Professor Tony Chafer, University of Portsmouth
Professor Gordon Cumming, Cardiff University
Dr Roel van der Velde, Cardiff University
Ahmed Soliman, Research Fellow, Horn of Africa, Chatham House
Dr Elisa Lopez Lucia, Université Libre de Bruxelles; University of Portsmouth
Chair: Janet Adama Mohammed, West Africa Programme Director, Conciliation Resources

Peacekeeping missions which have sought to address evolving forms of conflict and instability on the African continent – led by the United Nations, African Union and European Union – have frequently been overstretched.

Across regions including the Sahel, the Horn and West Africa, the issues of violent extremism and criminality – often set against a backdrop of collapsing or severely weakened central states – have led to the mobilisation of a diverse set of new collective responses.

These include notable African-led efforts such as AMISOM in Somalia or more recently the G5 Sahel, where France have played a pivotal role in initiating new and more ad hoc approaches to coalition-building.

As existing multinational missions in Africa continue to evolve on the ground and while new collective opportunities increasingly present themselves, it is critical for policymakers to understand how far such efforts reflect meaningful long-term solutions to the challenges of conflict and insecurity.

At this roundtable event, participants will reflect on how such missions become mobilised and legitimised, the extent to which they can be defined as ‘new’, and whether they represent a truly sustainable means to tackle the issue of conflict in Africa.
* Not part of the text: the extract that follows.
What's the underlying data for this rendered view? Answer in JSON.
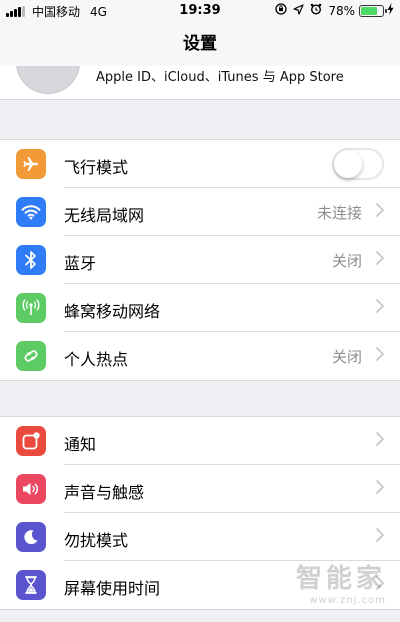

This roundtable is held in partnership with Cardiff University and the University of Portsmouth and is supported by the Leverhulme Trust.

Read more on Chatham House